The main Guide and its Appendix are in PDF form, designed for on-screen reading. Learning mathematical logic involves a serious time commitment, and different people have different backgrounds/requirements, so you’ll want detailed advice from which you can work out which books might work for you. That’s why the Guide is substantial. But it is friendly and (I hope!) informative. Try it out!


If the Guide’s length makes it sound daunting, there are also some supplementary webpages which might help ease your way in:

And here are some additional webpages:

  • Serious Set Theory The final section of the Guide in stand-alone form.
  • Category Theory The first of some planned supplements.
  • Book Notes  Links to separate webpages on the books covered in the Appendix and also to other books on logic and the philosophy of mathematics. Latest new page added 28 Sept. 2104.

It goes without saying, of course, that all constructive comments and suggestions continue to be most warmly welcomed. Many thanks, in particular, to those who have earlier sent comments which are now deleted because I’ve taken up (or plan to take up) the suggestions in newer versions of the Guide.

4 Responses to Teach Yourself Logic: A Study Guide (and other Book Notes)

  1. Samuel T. X. Khoo says:

    I would like to know what you think of Katalin Bimbó’s new book “Proof Theory: Sequent Calculi and Related Formalisms” (2014, Taylor and Francis). It’s a textbook aimed at advanced undergraduates focusing ‘on sequent calculi for various non-classical logics, from intuitionistic logic to relevance logic, linear logic, and modal logic.’
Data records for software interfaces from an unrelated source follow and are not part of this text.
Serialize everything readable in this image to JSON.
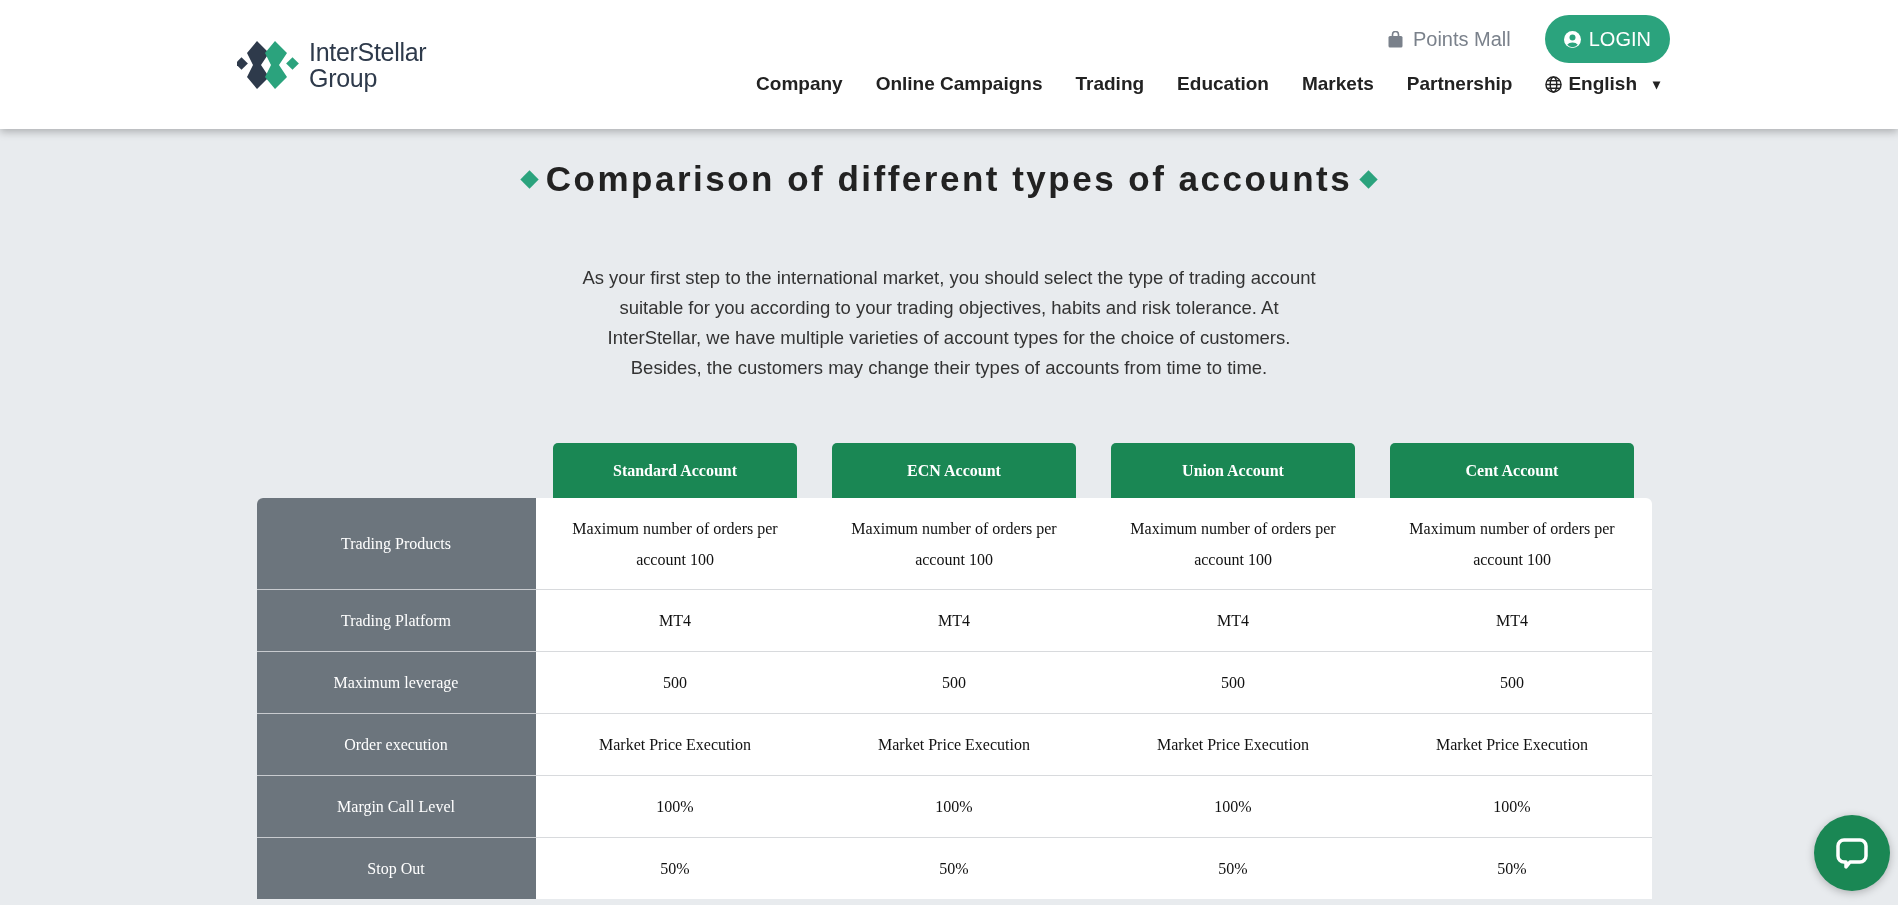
{
  "header": {
    "logo": {
      "line1": "InterStellar",
      "line2": "Group"
    },
    "points_mall": "Points Mall",
    "login": "LOGIN",
    "nav": [
      {
        "label": "Company"
      },
      {
        "label": "Online Campaigns"
      },
      {
        "label": "Trading"
      },
      {
        "label": "Education"
      },
      {
        "label": "Markets"
      },
      {
        "label": "Partnership"
      }
    ],
    "language": {
      "label": "English",
      "caret": "▾"
    }
  },
  "title": "Comparison of different types of accounts",
  "intro": "As your first step to the international market, you should select the type of trading account suitable for you according to your trading objectives, habits and risk tolerance. At InterStellar, we have multiple varieties of account types for the choice of customers. Besides, the customers may change their types of accounts from time to time.",
  "table": {
    "columns": [
      "Standard Account",
      "ECN Account",
      "Union Account",
      "Cent Account"
    ],
    "rows": [
      {
        "label": "Trading Products",
        "values": [
          "Maximum number of orders per account 100",
          "Maximum number of orders per account 100",
          "Maximum number of orders per account 100",
          "Maximum number of orders per account 100"
        ]
      },
      {
        "label": "Trading Platform",
        "values": [
          "MT4",
          "MT4",
          "MT4",
          "MT4"
        ]
      },
      {
        "label": "Maximum leverage",
        "values": [
          "500",
          "500",
          "500",
          "500"
        ]
      },
      {
        "label": "Order execution",
        "values": [
          "Market Price Execution",
          "Market Price Execution",
          "Market Price Execution",
          "Market Price Execution"
        ]
      },
      {
        "label": "Margin Call Level",
        "values": [
          "100%",
          "100%",
          "100%",
          "100%"
        ]
      },
      {
        "label": "Stop Out",
        "values": [
          "50%",
          "50%",
          "50%",
          "50%"
        ]
      }
    ]
  }
}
    Do you think it would be suitable for learning more about sequent calculi in general, and proof theory in specific?

  2. Rowsety Moid says:

    I’ve noticed a new category theory book that takes a different sort of approach: Category Theory for the Sciences by David I. Spivak (MIT Press). It’s not quite out in the UK but is available from US Amazon. It focuses on ideas and examples, rather than proofs for theorems, and it looks like it aims to show how category theory can be useful outside mathematics.

Leave a Reply

Your email address will not be published. Required fields are marked *

You may use these HTML tags and attributes: <a href="" title=""> <abbr title=""> <acronym title=""> <b> <blockquote cite=""> <cite> <code> <del datetime=""> <em> <i> <q cite=""> <strike> <strong>